Required action >> Each line below that holds the word "content" counts once. Say how many such lines there are, and no more.

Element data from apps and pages

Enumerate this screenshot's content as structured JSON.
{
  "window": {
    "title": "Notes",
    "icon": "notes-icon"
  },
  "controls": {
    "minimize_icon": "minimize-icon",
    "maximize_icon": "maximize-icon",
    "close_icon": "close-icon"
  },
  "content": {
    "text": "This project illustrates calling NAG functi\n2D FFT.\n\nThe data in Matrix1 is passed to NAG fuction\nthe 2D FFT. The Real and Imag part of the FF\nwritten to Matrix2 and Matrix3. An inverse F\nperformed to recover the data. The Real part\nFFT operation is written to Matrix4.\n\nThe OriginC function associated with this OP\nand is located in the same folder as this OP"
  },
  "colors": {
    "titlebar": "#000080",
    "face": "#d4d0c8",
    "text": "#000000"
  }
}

Answer box >> 2